> [What the task requires]:
What you should output is the data below, unchanged in every character.

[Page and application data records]
·····

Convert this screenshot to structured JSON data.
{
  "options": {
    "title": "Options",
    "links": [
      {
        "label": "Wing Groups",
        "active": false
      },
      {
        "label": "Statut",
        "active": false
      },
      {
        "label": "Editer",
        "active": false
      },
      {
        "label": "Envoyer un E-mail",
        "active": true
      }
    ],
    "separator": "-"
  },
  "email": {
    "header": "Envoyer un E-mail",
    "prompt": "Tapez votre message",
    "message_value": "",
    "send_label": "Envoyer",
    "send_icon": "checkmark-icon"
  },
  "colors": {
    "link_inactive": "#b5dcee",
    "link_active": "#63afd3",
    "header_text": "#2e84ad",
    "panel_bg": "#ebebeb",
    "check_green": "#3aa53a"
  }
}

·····

> [Task answer]:
Convert this screenshot to structured JSON data.
{
  "options": {
    "title": "Options",
    "links": [
      {
        "label": "Wing Groups",
        "active": false
      },
      {
        "label": "Statut",
        "active": false
      },
      {
        "label": "Editer",
        "active": false
      },
      {
        "label": "Envoyer un E-mail",
        "active": true
      }
    ],
    "separator": "-"
  },
  "email": {
    "header": "Envoyer un E-mail",
    "prompt": "Tapez votre message",
    "message_value": "",
    "send_label": "Envoyer",
    "send_icon": "checkmark-icon"
  },
  "colors": {
    "link_inactive": "#b5dcee",
    "link_active": "#63afd3",
    "header_text": "#2e84ad",
    "panel_bg": "#ebebeb",
    "check_green": "#3aa53a"
  }
}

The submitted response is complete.